• What is needed
Of the lines below, report only those that contain "number".

*** Provided data

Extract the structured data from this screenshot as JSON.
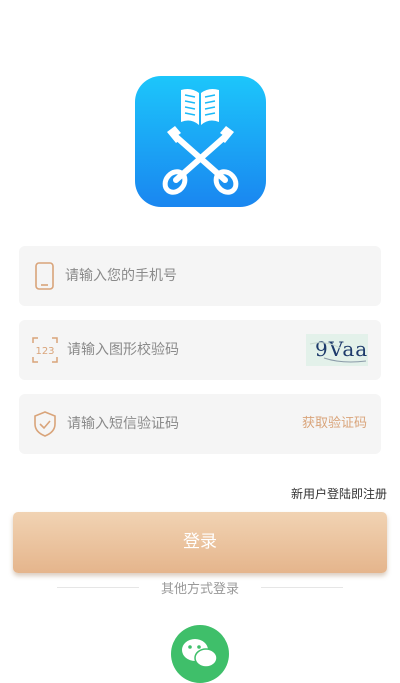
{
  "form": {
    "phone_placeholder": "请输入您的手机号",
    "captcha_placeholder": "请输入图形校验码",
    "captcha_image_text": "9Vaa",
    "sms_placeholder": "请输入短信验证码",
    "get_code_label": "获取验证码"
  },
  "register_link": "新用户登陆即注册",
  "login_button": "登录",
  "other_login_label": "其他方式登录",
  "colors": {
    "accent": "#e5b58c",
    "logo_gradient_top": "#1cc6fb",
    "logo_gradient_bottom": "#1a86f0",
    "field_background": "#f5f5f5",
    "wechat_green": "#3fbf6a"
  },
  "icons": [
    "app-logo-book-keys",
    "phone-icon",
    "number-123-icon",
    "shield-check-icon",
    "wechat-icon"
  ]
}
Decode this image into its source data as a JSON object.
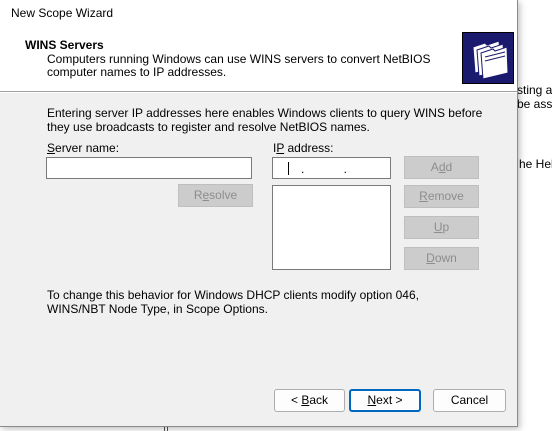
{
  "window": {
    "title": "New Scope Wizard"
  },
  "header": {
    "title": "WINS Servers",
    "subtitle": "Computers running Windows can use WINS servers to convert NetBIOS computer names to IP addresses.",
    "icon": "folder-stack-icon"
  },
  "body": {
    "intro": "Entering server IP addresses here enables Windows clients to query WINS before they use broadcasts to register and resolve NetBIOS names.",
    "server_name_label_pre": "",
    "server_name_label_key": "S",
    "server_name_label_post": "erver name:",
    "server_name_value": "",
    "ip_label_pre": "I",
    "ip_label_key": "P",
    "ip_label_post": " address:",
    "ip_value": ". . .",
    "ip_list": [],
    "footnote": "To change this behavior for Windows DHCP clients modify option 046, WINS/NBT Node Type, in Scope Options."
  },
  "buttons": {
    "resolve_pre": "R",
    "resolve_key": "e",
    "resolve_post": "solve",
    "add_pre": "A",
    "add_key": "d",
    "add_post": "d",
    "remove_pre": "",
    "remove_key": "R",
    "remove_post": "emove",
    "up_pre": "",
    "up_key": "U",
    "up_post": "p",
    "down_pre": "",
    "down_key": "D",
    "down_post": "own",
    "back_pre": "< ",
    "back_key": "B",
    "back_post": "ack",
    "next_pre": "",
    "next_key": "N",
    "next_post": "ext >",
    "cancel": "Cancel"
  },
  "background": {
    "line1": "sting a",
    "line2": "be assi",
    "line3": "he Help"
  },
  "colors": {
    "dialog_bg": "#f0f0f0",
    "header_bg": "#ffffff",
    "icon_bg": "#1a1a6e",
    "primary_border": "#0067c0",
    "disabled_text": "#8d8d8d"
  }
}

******
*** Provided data

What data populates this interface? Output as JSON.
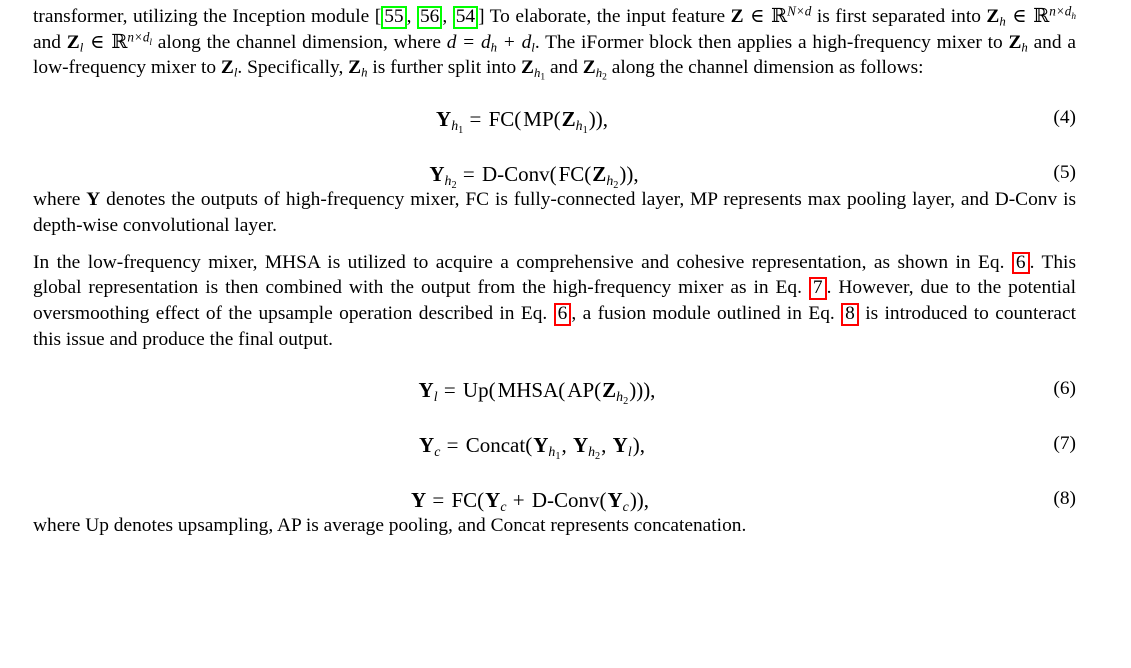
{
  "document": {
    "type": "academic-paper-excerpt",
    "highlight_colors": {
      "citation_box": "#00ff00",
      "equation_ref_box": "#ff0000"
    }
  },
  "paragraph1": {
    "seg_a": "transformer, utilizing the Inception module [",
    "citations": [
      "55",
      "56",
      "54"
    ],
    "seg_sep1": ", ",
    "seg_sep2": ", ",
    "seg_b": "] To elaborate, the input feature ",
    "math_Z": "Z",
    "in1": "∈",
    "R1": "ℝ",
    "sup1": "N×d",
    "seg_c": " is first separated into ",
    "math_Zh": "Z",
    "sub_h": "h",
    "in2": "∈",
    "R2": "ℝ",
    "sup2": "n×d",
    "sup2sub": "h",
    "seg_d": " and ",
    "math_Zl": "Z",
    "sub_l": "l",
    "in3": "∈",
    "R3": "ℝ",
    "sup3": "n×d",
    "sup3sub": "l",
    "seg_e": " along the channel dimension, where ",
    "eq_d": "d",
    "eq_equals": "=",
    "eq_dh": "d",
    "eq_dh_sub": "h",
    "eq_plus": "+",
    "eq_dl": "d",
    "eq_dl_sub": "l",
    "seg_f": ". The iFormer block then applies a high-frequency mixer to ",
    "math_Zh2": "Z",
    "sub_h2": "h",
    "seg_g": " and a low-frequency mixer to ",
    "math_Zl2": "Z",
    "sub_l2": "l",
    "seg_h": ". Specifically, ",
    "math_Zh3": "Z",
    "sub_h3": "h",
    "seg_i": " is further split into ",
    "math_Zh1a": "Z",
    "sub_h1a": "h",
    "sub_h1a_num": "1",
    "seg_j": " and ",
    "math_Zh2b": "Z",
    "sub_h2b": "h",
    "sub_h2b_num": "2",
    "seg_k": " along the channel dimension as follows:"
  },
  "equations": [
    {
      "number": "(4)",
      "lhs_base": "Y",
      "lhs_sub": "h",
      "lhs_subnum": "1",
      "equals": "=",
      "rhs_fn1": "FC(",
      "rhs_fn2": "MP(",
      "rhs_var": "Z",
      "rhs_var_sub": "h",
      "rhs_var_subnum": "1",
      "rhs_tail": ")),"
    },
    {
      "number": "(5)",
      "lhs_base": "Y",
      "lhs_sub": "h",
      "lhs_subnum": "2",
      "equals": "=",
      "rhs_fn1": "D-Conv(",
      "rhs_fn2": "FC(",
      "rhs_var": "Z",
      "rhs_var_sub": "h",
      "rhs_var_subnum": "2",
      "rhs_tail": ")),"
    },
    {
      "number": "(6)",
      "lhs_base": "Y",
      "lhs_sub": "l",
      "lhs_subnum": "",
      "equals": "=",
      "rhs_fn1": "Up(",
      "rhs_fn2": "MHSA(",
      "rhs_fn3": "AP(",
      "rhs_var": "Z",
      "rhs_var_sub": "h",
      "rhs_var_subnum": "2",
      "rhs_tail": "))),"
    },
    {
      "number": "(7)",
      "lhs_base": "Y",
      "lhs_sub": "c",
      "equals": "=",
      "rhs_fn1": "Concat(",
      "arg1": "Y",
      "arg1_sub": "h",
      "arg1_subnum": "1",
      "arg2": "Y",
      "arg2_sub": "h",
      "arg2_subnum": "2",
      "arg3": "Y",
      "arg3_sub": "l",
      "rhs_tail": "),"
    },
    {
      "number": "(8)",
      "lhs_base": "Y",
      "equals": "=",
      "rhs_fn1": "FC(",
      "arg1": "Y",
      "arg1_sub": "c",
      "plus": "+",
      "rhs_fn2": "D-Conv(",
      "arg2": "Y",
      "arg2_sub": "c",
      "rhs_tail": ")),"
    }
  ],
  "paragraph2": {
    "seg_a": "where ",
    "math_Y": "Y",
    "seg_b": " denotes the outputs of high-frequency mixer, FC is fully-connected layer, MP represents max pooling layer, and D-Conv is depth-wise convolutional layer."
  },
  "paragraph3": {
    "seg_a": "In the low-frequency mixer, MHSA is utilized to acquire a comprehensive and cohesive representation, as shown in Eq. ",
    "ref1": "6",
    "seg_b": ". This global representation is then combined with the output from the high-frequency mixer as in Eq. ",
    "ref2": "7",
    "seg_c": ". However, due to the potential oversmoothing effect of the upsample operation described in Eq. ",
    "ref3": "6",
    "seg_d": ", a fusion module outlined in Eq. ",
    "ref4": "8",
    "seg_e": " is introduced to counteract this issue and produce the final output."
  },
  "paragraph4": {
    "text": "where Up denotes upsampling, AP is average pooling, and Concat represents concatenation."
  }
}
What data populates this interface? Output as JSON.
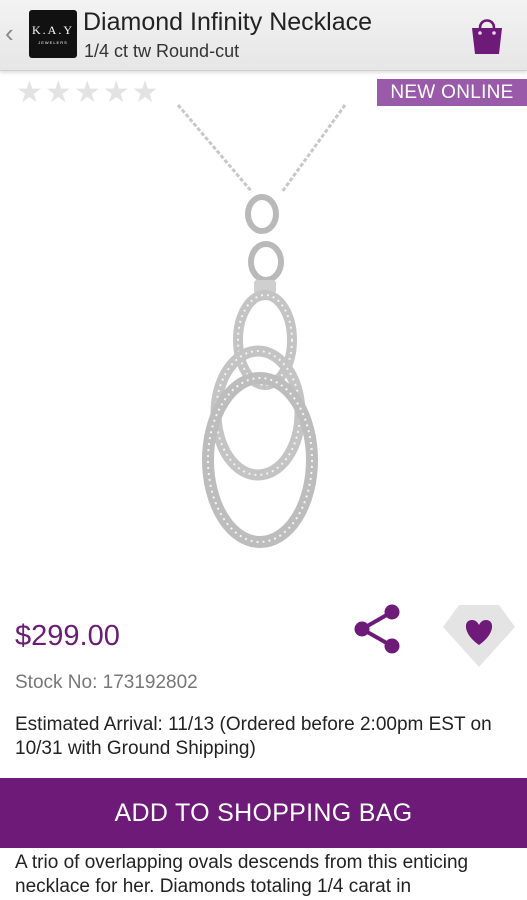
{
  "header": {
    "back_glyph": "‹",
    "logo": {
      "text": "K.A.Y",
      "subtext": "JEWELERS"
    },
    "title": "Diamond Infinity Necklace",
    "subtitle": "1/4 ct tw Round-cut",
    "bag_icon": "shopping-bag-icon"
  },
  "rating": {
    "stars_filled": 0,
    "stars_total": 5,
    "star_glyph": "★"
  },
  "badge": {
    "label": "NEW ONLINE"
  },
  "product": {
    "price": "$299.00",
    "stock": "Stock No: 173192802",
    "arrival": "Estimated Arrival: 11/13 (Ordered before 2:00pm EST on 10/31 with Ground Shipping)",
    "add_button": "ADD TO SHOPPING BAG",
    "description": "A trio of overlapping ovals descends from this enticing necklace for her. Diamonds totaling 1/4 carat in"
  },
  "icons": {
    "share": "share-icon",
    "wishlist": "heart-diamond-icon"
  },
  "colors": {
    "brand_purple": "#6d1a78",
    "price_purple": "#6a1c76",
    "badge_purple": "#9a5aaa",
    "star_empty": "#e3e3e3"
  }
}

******

• Your response
    "number-123-icon",
      "number": "(4)",
      "number": "(5)",
      "number": "(6)",
      "number": "(7)",
      "number": "(8)",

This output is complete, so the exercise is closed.